Product Development

WAVESAT does system design and offers support services. It is characterized by a high R&D-to-sales ratio, a very short product development cycle, and a short life duration of products. The company is engaged in a massive R&D effort (over 80% of its sales) to stay at the cutting edge of the industry. But WAVESAT does not manufacture its own semiconductor wafers: it is a fabless chip designer that relies on Original Equipment Manufacturers (OEM) and Original Devices Manufacturers (ODM) to mass produce its chips.

Since WAVESAT is a small player, the building of a technological ecosystem is critical. A large part of the company's activities goes to the development and promotion of international Wi-MAX standards. Another way to foster the creation of a Wi-MAX ecosystem is to team with powerful business partners such as as Siemens (SI), Texas Instruments (NASDAQ:TXN) Freescale (NYSE:FSL) and Analog Devices (NASDAQ:ADI).
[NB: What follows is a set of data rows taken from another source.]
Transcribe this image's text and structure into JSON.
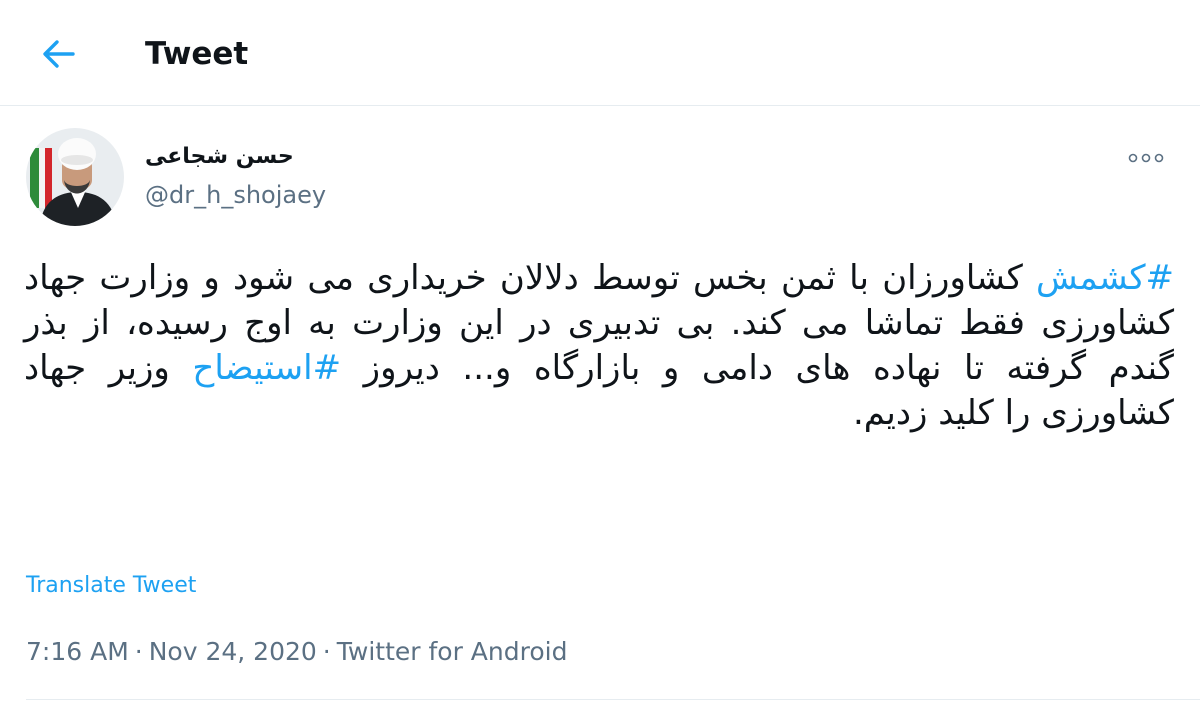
{
  "header": {
    "title": "Tweet",
    "back_icon": "arrow-left-icon"
  },
  "tweet": {
    "author": {
      "name": "حسن شجاعی",
      "handle": "@dr_h_shojaey"
    },
    "more_icon": "more-horizontal-icon",
    "text": {
      "hashtag_1": "#کشمش",
      "segment_1": " کشاورزان با ثمن بخس توسط دلالان خریداری می شود و وزارت جهاد کشاورزی فقط تماشا می کند. بی تدبیری در این وزارت به اوج رسیده، از بذر گندم گرفته تا نهاده های دامی و بازارگاه و... دیروز ",
      "hashtag_2": "#استیضاح",
      "segment_2": " وزیر جهاد کشاورزی را کلید زدیم."
    },
    "translate_label": "Translate Tweet",
    "meta": {
      "time": "7:16 AM",
      "date": "Nov 24, 2020",
      "separator": "·",
      "source": "Twitter for Android"
    }
  },
  "colors": {
    "accent": "#1da1f2",
    "text_primary": "#0f1419",
    "text_secondary": "#5b7083",
    "divider": "#e6ecf0"
  }
}
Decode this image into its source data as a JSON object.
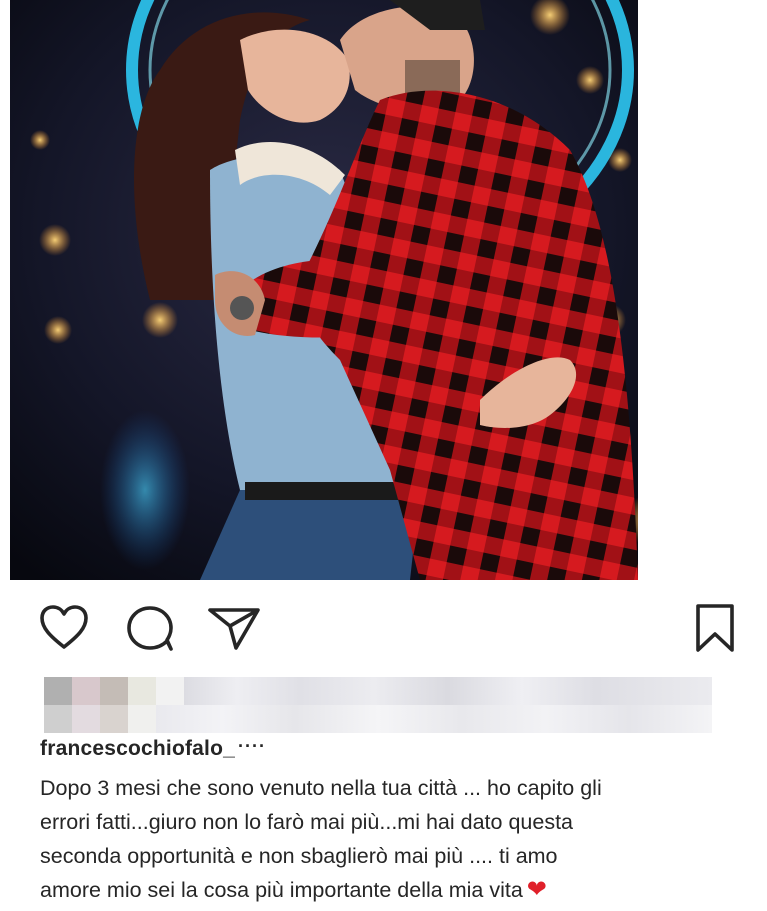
{
  "post": {
    "image_alt": "Couple kissing in front of an illuminated ferris wheel at night",
    "username": "francescochiofalo_",
    "username_suffix": "····",
    "caption_lines": [
      "Dopo 3 mesi che sono venuto nella tua città ... ho capito gli",
      "errori fatti...giuro non lo farò mai più...mi hai dato questa",
      "seconda opportunità e non sbaglierò mai più .... ti amo",
      "amore mio sei la cosa più importante della mia vita"
    ],
    "caption_emoji": "❤"
  },
  "actions": {
    "like": "heart-icon",
    "comment": "comment-icon",
    "share": "send-icon",
    "save": "bookmark-icon"
  },
  "colors": {
    "text": "#262626",
    "emoji_red": "#e0202a",
    "ferris_wheel": "#2fd2ff"
  }
}
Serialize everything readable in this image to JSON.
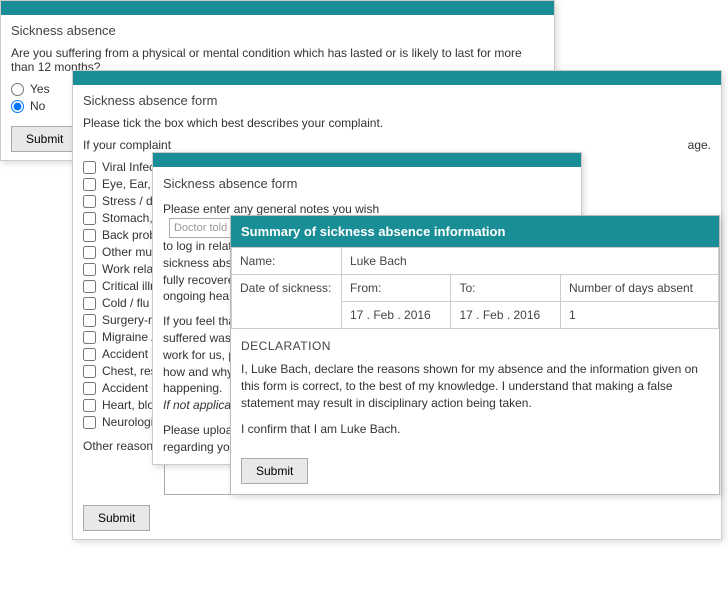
{
  "w1": {
    "title": "Sickness absence",
    "question": "Are you suffering from a physical or mental condition which has lasted or is likely to last for more than 12 months?",
    "yes": "Yes",
    "no": "No",
    "submit": "Submit"
  },
  "w2": {
    "title": "Sickness absence form",
    "instruction": "Please tick the box which best describes your complaint.",
    "note": "If your complaint",
    "note_suffix": "age.",
    "items": [
      "Viral Infection",
      "Eye, Ear, Nos",
      "Stress / dep",
      "Stomach, liv",
      "Back problem",
      "Other muscu",
      "Work related",
      "Critical illne",
      "Cold / flu (e",
      "Surgery-rela",
      "Migraine / h",
      "Accident at",
      "Chest, respi",
      "Accident outside work",
      "Heart, blood pressure, circulation",
      "Neurological illness (inc. epilep"
    ],
    "other_label": "Other reason:",
    "submit": "Submit"
  },
  "w3": {
    "title": "Sickness absence form",
    "line1": "Please enter any general notes you wish",
    "placeholder": "Doctor told me to keep an eye on it but I'm",
    "line2": "to log in relation t",
    "line3": "sickness absence f",
    "line4": "fully recovered or",
    "line5": "ongoing health pr",
    "line6": "If you feel that the",
    "line7": "suffered was caus",
    "line8": "work for us, p",
    "line9": "how and why you",
    "line10": "happening.",
    "italic": "If not applicable, p",
    "line11": "Please upload any",
    "line12": "regarding your sic"
  },
  "w4": {
    "header": "Summary of sickness absence information",
    "name_label": "Name:",
    "name_value": "Luke Bach",
    "date_label": "Date of sickness:",
    "from_label": "From:",
    "to_label": "To:",
    "days_label": "Number of days absent",
    "from_value": "17 . Feb . 2016",
    "to_value": "17 . Feb . 2016",
    "days_value": "1",
    "decl_title": "DECLARATION",
    "decl_text": "I, Luke Bach, declare the reasons shown for my absence and the information given on this form is correct, to the best of my knowledge. I understand that making a false statement may result in disciplinary action being taken.",
    "confirm": "I confirm that I am Luke Bach.",
    "submit": "Submit"
  }
}
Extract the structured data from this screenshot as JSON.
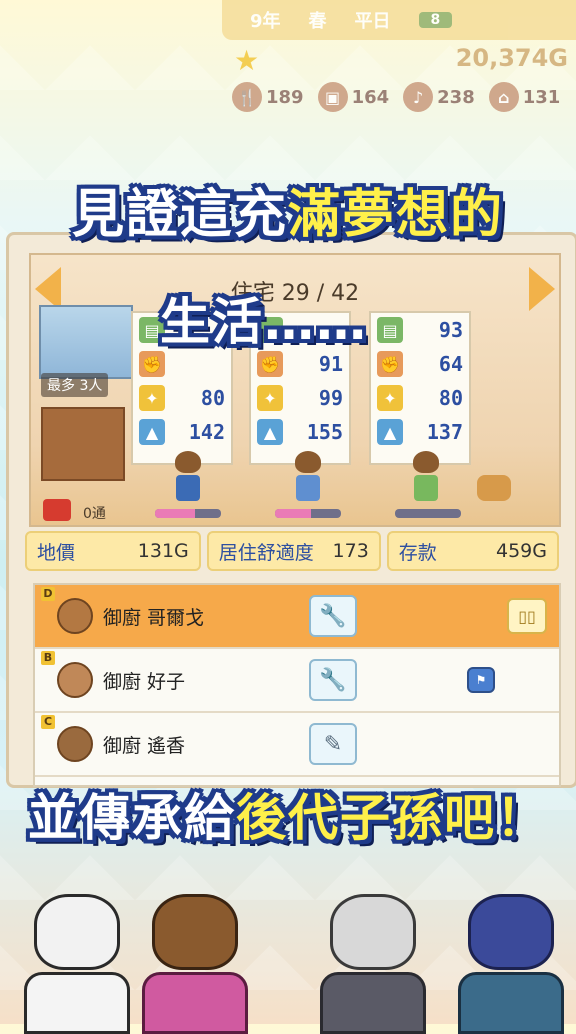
{
  "hud": {
    "year": "9年",
    "season": "春",
    "day_type": "平日",
    "counter": "8",
    "money": "20,374G",
    "stats": [
      {
        "icon": "food-icon",
        "value": "189"
      },
      {
        "icon": "bag-icon",
        "value": "164"
      },
      {
        "icon": "music-icon",
        "value": "238"
      },
      {
        "icon": "house-icon",
        "value": "131"
      }
    ]
  },
  "captions": {
    "top_plain": "見證這充",
    "top_highlight": "滿夢想的",
    "middle": "生活……",
    "bottom_plain": "並傳承給",
    "bottom_highlight": "後代子孫吧！"
  },
  "room": {
    "title": "住宅 29 / 42",
    "max_residents": "最多 3人",
    "mail_count": "0通",
    "cards": [
      {
        "book": "",
        "power": "",
        "spark": "80",
        "tree": "142"
      },
      {
        "book": "",
        "power": "91",
        "spark": "99",
        "tree": "155"
      },
      {
        "book": "93",
        "power": "64",
        "spark": "80",
        "tree": "137"
      }
    ],
    "residents": [
      {
        "bar_fill": 0.6
      },
      {
        "bar_fill": 0.55
      },
      {
        "bar_fill": 0.0
      }
    ]
  },
  "info": {
    "land_label": "地價",
    "land_value": "131G",
    "comfort_label": "居住舒適度",
    "comfort_value": "173",
    "savings_label": "存款",
    "savings_value": "459G"
  },
  "list": [
    {
      "rank": "D",
      "name": "御廚 哥爾戈",
      "tool_icon": "wrench-icon",
      "extra": "seat"
    },
    {
      "rank": "B",
      "name": "御廚 好子",
      "tool_icon": "wrench-icon",
      "extra": "pin"
    },
    {
      "rank": "C",
      "name": "御廚 遙香",
      "tool_icon": "pencil-icon",
      "extra": ""
    }
  ],
  "colors": {
    "accent_orange": "#f6a94a",
    "caption_outline": "#1f3b8a",
    "caption_highlight": "#fff04a",
    "stat_blue": "#2d4fa1"
  }
}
WAVESAT was awarded the 2005 Frost & Sullivan's Technology Leadership Award for the Evolutive Wi-MAX DM256. In addition to being the first company in the world to work with OFDM chips, WAVESAT's chipsets are the most efficient, delivering superior performance in harsh channel conditions and reducing cost of RF implementation.

WAVESAT was also awarded a 2005 InfoVision Award for the design of the Evolutive Wi-MAX DM256 Series in the category Enabling Silicon and Component-Level Technologies.

Industry trends

  • Wi-Max faces severe competition from LTE as the dominant standard in 4G. Wi-Max is more a niche product and a complement.

  • Sprint Nextel is losing faith in Clearwire’s (CLWR) Wi-Max network. Clearwire’s founder and Chairman Craig McCaw resigned as the CEO.

  • Consolidation is taking place in the Wi-Max chip sector: Broadcom (NASDAQ:BRCM) bought Beceem last year, and Intel acquired Comsys Mobile.

Company Name

(Ticker Symbol)

Market Cap.

(Millions)

TTM Revenue

(Millions)

Net Margin

P/E

Price 52-Week High

3/11/11

52-Week

Low

3/11/11

Cavium Networks, Inc.

(CAVM)

$1,797.59

$206.50

18.0%

49x

$46.49

$22.16

Cavium Networks has no debt and a P/E ratio of 49x at the actual price of $37.77. Its revenue growth is based mainly on convergence acquisitions in related sectors.

Source: Cavium Networks Acquires Quality Assets at Cheap Price in Turbulent Sector